In my last blog, I wrote about the growing risk of a proportional cyber response to state sanctions imposed on Russia and its leadership. Today, I'll be talking about the risks for the private sector organizations that have taken individual action against Russia. Before I dive in, I want to reaffirm that the invasion of Ukraine is an abhorrent act that has taken the lives of hundreds of civilians and displaced millions of people internally or as refugees. The choice to support Ukraine by Western governments and private companies is a moral and ethical one that weighs heavily on me and my fellow business leaders. It's also one that comes with the very real risk of proportional retaliation by Russia and its allies, both government and independent. It's that retaliation for which I want to make sure every organization is prepared.
(2) Uncoordinated Private Sector Sanctions
Just as world governments have levied sanctions against Russia, many multinational companies are cutting ties with Russia, using their influence with consumers to send a clear message to the Russian government through its people that the attack on Ukraine will not be tolerated. These uncoordinated private company sanctions are not inconsequential in impact or precedent. Participants span a variety of major industries including automobile manufacturing, energy, finance, logistics, technology, consumer goods, airlines, and entertainment.
While many of these companies will not meaningfully impact Russian operations, some will. Microsoft, whose technology plays a critical role in most public and private sector operations, has suspended new product sales to Russia. Energy companies like Shell, Exxon Mobil, Siemens Energy, have also pulled out, dealing a major blow to the Russian economy in which energy makes up more than 50-60% of exports and represents 30-40% of gross domestic product (depending on the definition of energy sector).

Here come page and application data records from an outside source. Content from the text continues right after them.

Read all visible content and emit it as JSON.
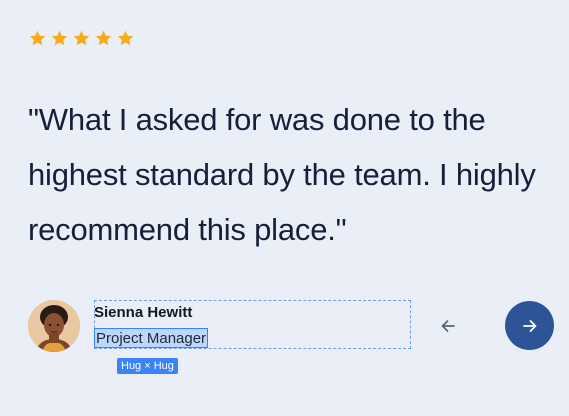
{
  "rating": {
    "stars": 5,
    "color": "#f6ab1c"
  },
  "testimonial": {
    "quote": "\"What I asked for was done to the highest standard by the team. I highly recommend this place.\""
  },
  "author": {
    "name": "Sienna Hewitt",
    "role": "Project Manager",
    "avatar_icon": "person-avatar"
  },
  "selection": {
    "badge_label": "Hug × Hug",
    "accent": "#3b82f6"
  },
  "navigation": {
    "prev_icon": "arrow-left-icon",
    "next_icon": "arrow-right-icon",
    "next_color": "#2d5497"
  }
}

While the sanctions imposed by these private companies have not been coordinated, the response to these sanctions certainly will be. Russia's first targets may be the governments that have levied broad-scale economic sanctions, but the many Russia-affiliated cyber groups and Russian sympathizers have the tools and resources to go after these private organizations and do real and lasting harm. These attacks won't be aimed at encrypting files or exfiltrating data. The goal will be to inflict the maximum amount of damage—up to and including cyber extinction.
This means companies around the world have to meaningfully improve their defensive posture in anticipation of state-sponsored or state-sanctioned action. Just like many participating companies can impact Russian operations, those same companies play a significant role on the world stage. The time to prepare for a proportional response is now.

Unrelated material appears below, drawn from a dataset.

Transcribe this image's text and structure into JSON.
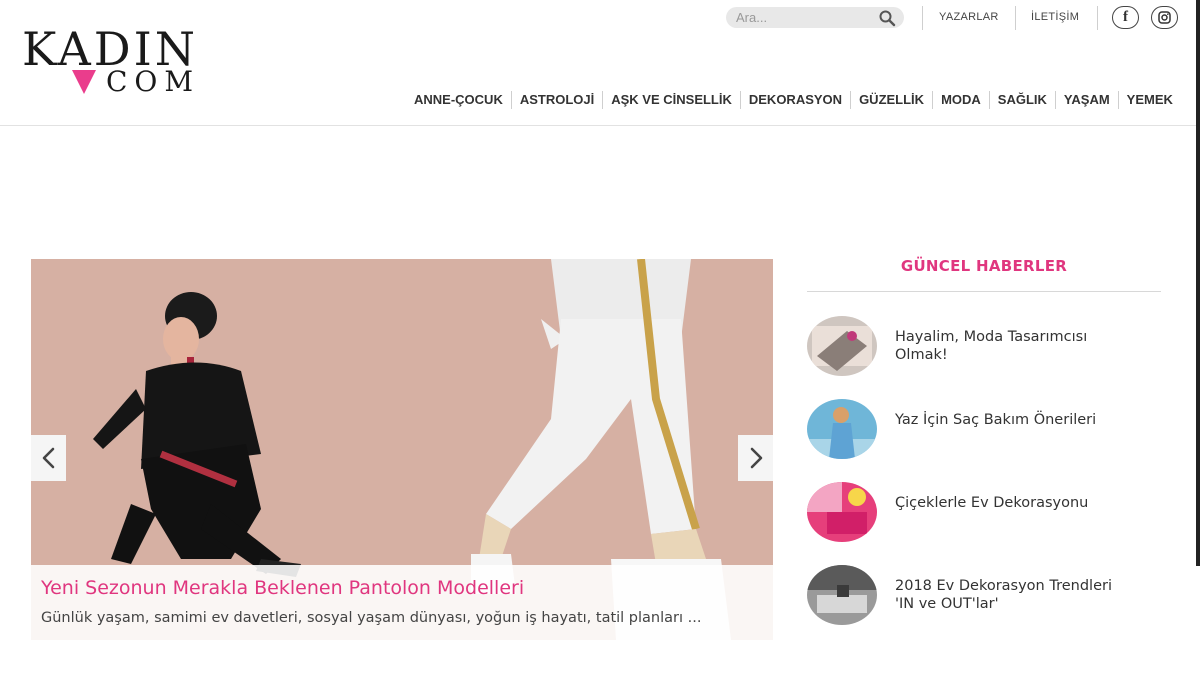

The good news is that government cybersecurity experts and agencies around the world have been quick in providing clear guidance to private companies. I strongly encourage business leaders to carefully read the technical and operational recommendations made by agencies like the U.S. Cybersecurity and Infrastructure Security Agency, the UK National Cyber Security Centre, the Australian Cyber Security Centre, and ENISA. You can read more about that guidance, and get recommendations for implementation here.
In the next blog, I'll delve into the crowdsourced cyber response on both sides, its immediate implications for organizations, and its long-term implications for the future of cyberwarfare.